    The implication of conceding this point is that the NFL would be ok with it if they were getting a cut. This is not true. The NFL rightfully fights against gambling on its product to maintain the integrity of its product. Taking any money at all from gambling would lead very quickly to the NFL being nothing more than WWF as there would be pressure to maximize this income stream by tweaking the results ever so slightly. Then it’s in for a penny in for a pound.

    There is gambling on NFL games, most of it illegal. Fighting against the legal gambling that goes on in Las Vegas would be tilting at windmills, while fighting against the illegal gambling is probably even more so, though the league continues to put up a good fight. I don’t deny that the NFL realizes they benefit from the interest created by the illegal and the legal gambling, but there are very good reasons why they can never get in bed with any gaming activity or organization if they want to survive.

  4. Herb says:

    I can understand the NFL’s objections, but I just hope that the NFL understands that their business model has some glaring holes in it.

    I think they do understand, at least in some ways, which is why they seek public-financing deals with host cities, why they’re so protective over licensing, etc.

    If they were to depend on ticket revenue alone, they would collapse financially.

  5. Michael says:

    Why shouldn’t they have a right to deny Delaware the right to profit on the back of a business NFL owners have developed over several decades?

    So the NFL should have a right to decide what people can and cannot do with facts? Does the NFL have a right to deny Delaware from reporting who won a game without paying a royalty? How about who played in the game?
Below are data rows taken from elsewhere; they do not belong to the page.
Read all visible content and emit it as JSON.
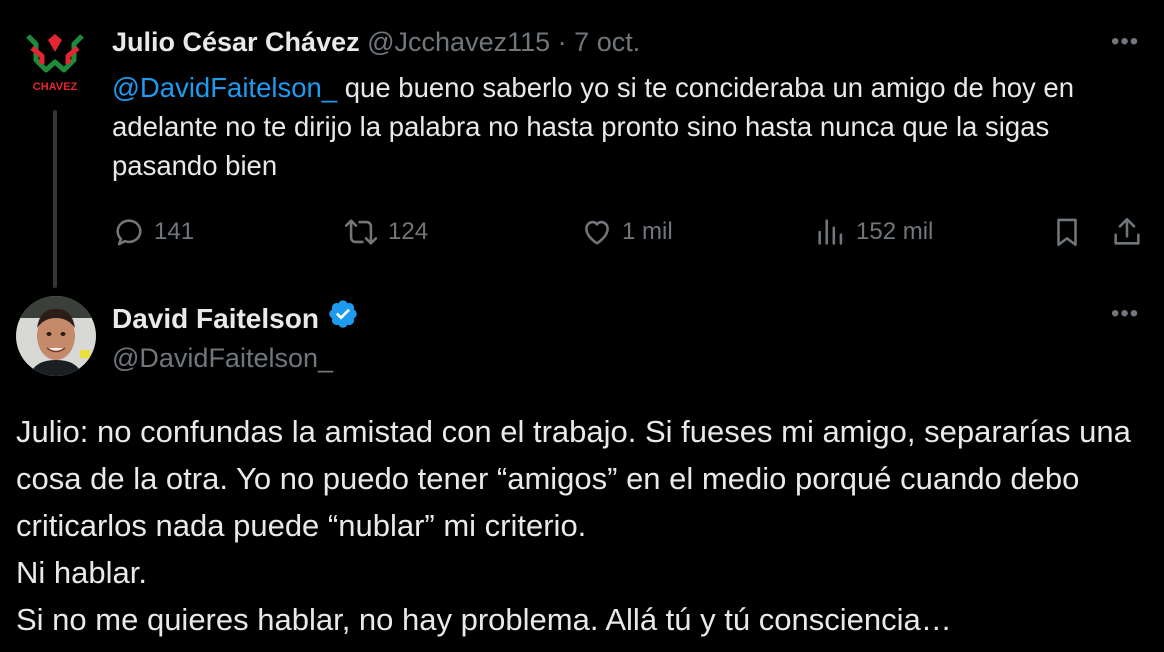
{
  "tweet1": {
    "display_name": "Julio César Chávez",
    "handle": "@Jcchavez115",
    "separator": "·",
    "date": "7 oct.",
    "logo_text": "CHAVEZ",
    "more_label": "•••",
    "mention": "@DavidFaitelson_",
    "text": " que bueno saberlo yo si te concideraba un amigo de hoy en adelante no te dirijo la palabra no hasta pronto sino hasta nunca que la sigas pasando bien",
    "stats": {
      "replies": "141",
      "reposts": "124",
      "likes": "1 mil",
      "views": "152 mil"
    }
  },
  "tweet2": {
    "display_name": "David Faitelson",
    "handle": "@DavidFaitelson_",
    "more_label": "•••",
    "text": "Julio: no confundas la amistad con el trabajo. Si fueses mi amigo, separarías una cosa de la otra. Yo no puedo tener “amigos” en el medio porqué cuando debo criticarlos nada puede “nublar” mi criterio.\nNi hablar.\nSi no me quieres hablar, no hay problema. Allá tú y tú consciencia…"
  },
  "colors": {
    "background": "#000000",
    "text": "#e7e9ea",
    "muted": "#71767b",
    "mention": "#1d9bf0",
    "verified": "#1d9bf0",
    "logo_red": "#e3262f",
    "logo_green": "#1f8a3c"
  },
  "icons": {
    "reply": "reply-icon",
    "repost": "repost-icon",
    "like": "heart-icon",
    "views": "views-icon",
    "bookmark": "bookmark-icon",
    "share": "share-icon",
    "verified": "verified-badge-icon"
  }
}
Or that a game even happened?

    The NFL has rights over the broadcast of it’s games, not over the results of them.

  6. Ugh says:

    I thought Congress had passed a law that banned sports betting in the U.S. other than in Nevada, which I think got grandfathered in as they were the only state that had legalized at the time.